Earnings season is winding down, with most companies already having reported their quarterly results. But there are still some companies left to report, and Lululemon Athletica inc. (NASDAQ:LULU) is about to release its quarterly earnings. The key to making smart investment decisions with stocks releasing their quarterly reports is to anticipate how they’ll do before they announce results, leaving you fully prepared to respond quickly to whatever inevitable surprises arise. That way, you’ll be less likely to make an uninformed knee-jerk reaction to news that turns out to be exactly the wrong move.
Lululemon Athletica inc. (NASDAQ:LULU) has been one of the most successful new stories in retail in the past few years, coming from nowhere to dominate the yoga-apparel niche and expand its presence throughout the activewear segment. But investors are on edge, as a high valuation raises the specter that anything short of stellar performance could lead to a big share-price plunge. Let’s take an early look at what’s been happening with lululemon athletica over the past quarter and what we’re likely to see in its quarterly report on Thursday.
Stats on lululemon athletica
|Analyst EPS Estimate||$0.74|
|Change From Year-Ago EPS||45%|
|Revenue Estimate||$482.8 million|
|Change From Year-Ago Revenue||30%|
|Earnings Beats in Past 4 Quarters||4|
Will lululemon athletica stay stylish this quarter?
Over the past few months, analysts have been relatively optimistic about Lululemon Athletica inc. (NASDAQ:LULU)’s earnings prospects. They kept their calls for the just-ended quarter unchanged, although consensus figures for fiscal 2014 have come down by slightly. The stock, though, has indicated investor concern over the business, having fallen about 12% since mid-December.

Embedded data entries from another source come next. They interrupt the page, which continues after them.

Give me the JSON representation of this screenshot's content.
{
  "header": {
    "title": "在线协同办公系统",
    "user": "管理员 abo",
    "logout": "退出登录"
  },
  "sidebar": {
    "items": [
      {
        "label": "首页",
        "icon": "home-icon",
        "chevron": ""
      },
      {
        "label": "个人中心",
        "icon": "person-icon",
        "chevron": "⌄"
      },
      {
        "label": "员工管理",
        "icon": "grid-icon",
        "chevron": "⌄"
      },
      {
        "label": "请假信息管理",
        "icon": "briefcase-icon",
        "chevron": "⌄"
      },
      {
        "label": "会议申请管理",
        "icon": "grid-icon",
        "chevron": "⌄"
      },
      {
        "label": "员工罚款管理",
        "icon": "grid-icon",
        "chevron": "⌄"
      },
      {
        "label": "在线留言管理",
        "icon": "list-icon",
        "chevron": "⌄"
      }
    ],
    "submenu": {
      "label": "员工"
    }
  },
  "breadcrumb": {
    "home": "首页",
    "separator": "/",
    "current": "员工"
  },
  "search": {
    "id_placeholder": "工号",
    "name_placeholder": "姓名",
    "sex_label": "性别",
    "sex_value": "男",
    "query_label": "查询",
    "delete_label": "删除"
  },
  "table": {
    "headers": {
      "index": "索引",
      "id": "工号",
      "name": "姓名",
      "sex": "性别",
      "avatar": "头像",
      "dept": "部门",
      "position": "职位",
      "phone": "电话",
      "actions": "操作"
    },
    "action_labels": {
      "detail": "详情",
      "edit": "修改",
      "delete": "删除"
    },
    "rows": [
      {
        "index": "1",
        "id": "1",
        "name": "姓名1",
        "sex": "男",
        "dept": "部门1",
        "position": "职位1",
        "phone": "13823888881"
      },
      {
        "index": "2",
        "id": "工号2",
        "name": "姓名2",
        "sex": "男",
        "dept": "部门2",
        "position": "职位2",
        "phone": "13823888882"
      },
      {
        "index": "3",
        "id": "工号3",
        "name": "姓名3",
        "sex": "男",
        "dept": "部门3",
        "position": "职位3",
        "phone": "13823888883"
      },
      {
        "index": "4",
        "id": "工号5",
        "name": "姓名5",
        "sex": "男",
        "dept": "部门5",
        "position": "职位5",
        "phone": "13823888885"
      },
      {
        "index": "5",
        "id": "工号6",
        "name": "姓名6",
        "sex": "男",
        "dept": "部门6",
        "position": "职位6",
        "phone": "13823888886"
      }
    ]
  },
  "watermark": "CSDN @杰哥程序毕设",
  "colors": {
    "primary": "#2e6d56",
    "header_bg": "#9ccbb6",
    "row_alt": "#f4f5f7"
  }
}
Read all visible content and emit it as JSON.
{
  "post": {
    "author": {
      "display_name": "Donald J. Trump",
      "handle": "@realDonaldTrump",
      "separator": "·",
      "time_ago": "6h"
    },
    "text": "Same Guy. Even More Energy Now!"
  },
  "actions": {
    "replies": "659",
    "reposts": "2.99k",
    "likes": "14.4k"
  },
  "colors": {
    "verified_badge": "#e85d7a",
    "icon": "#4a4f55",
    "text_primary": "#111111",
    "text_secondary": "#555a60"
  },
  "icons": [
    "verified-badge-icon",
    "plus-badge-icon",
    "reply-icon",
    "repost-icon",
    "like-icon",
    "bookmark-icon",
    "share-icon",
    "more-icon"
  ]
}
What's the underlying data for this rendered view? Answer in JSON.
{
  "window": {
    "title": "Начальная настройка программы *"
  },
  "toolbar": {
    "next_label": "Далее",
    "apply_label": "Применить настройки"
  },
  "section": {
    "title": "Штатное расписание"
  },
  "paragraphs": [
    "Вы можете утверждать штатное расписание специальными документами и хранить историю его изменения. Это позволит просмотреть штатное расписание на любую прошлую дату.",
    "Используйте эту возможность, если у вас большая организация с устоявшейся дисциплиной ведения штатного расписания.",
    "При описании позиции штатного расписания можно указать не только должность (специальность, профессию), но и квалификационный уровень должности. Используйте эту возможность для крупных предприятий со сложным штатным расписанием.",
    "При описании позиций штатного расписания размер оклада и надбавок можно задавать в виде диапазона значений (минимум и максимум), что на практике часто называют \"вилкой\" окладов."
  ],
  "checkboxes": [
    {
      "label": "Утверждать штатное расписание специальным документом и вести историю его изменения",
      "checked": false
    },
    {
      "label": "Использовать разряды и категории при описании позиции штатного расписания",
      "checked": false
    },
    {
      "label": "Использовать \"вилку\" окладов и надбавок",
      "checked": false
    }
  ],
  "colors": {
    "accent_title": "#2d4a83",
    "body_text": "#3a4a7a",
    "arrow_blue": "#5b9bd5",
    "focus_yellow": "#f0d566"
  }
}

Back in January, Lululemon gave some preliminary information about the current quarter that confirmed those worries, with the company projecting that same-store sales growth would fall to the high single-digits in the holiday quarter. Given that comps came in at 26% the year before, even projections of slightly higher earnings per share weren’t enough to prevent the stock from falling 6% on the news.